There are hundreds of ways that Natural Magic is used, it is employed even by Ceremonial Magicians. Natural magic so defined includes astrology, alchemy, and disciplines that we would today consider fields of natural science, such as astronomy and chemistry (which developed and diverged from astrology and alchemy, respectively, into the modern sciences they are today) or botany (from herbology). The Jesuit scholar Athanasius Kircher wrote that “there are as many types of natural magic as there are subjects of applied sciences”.
You might be a metallurgist incorporating magick into and through your work with metal, or a jeweler, these are also forms of natural magic. Heinrich Cornelius Agrippa discusses natural magic in his Three Books of Occult Philosophy (1533), where he calls it “nothing else but the highest power of natural sciences”. The Italian Renaissance philosopher Giovanni Pico della Mirandola, who founded the tradition of Christian Kabbalah, argued that natural magic was “the practical part of natural science” and was lawful rather than heretical.
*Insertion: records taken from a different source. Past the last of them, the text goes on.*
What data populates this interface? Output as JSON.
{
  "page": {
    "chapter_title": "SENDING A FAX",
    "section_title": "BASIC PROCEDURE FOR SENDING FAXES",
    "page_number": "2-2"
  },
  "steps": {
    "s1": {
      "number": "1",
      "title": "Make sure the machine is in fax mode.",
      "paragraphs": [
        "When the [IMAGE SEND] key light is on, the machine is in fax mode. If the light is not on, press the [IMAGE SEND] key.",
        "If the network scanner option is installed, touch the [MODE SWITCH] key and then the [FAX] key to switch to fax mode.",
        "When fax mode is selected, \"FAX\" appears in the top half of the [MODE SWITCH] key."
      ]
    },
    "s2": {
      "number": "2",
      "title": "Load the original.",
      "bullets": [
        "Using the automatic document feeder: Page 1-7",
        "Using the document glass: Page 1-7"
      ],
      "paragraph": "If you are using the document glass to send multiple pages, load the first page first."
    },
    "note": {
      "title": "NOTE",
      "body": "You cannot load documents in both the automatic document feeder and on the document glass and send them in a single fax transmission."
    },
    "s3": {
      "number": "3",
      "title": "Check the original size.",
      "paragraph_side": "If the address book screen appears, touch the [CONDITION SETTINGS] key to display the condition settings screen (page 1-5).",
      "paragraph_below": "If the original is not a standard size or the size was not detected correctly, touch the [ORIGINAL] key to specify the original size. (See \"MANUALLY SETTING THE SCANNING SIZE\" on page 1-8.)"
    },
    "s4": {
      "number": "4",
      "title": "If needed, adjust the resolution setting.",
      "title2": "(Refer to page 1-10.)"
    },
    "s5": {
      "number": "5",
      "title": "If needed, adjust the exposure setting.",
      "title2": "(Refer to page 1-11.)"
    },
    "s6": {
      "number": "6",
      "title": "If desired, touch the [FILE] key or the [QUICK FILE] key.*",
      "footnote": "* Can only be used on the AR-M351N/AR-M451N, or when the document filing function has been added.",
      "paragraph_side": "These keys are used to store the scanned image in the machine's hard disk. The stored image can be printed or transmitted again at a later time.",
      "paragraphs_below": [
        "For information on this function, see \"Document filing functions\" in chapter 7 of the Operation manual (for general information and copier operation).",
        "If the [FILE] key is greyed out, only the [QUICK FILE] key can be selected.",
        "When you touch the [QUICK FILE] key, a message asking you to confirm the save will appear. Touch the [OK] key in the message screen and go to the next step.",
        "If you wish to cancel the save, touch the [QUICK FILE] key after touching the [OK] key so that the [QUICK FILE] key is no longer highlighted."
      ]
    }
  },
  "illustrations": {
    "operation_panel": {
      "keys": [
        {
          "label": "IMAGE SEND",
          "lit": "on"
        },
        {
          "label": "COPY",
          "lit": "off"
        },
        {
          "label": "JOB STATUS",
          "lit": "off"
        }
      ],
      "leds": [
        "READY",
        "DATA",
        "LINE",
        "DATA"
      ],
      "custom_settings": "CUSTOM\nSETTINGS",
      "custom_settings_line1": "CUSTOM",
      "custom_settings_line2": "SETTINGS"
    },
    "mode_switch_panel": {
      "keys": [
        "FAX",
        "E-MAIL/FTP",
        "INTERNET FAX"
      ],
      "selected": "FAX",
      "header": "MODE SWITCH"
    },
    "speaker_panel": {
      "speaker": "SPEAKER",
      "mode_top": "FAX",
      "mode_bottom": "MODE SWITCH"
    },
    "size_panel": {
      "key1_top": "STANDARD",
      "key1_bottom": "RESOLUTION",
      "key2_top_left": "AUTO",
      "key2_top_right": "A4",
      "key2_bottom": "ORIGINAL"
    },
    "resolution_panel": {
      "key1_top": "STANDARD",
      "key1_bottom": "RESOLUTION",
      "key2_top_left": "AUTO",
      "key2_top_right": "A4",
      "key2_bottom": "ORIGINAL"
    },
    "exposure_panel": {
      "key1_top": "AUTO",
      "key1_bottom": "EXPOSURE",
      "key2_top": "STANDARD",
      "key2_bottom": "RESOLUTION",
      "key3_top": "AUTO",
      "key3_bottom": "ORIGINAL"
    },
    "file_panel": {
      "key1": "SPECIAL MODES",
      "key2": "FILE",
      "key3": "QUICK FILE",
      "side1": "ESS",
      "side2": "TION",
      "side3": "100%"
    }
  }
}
In truth, the implementation of the natural world as part or all of your practice, and a nearly continuous part of your education in the Craft is certain, because we ourselves are part of the natural world. It is through studying the past that we reclaim these lost arts.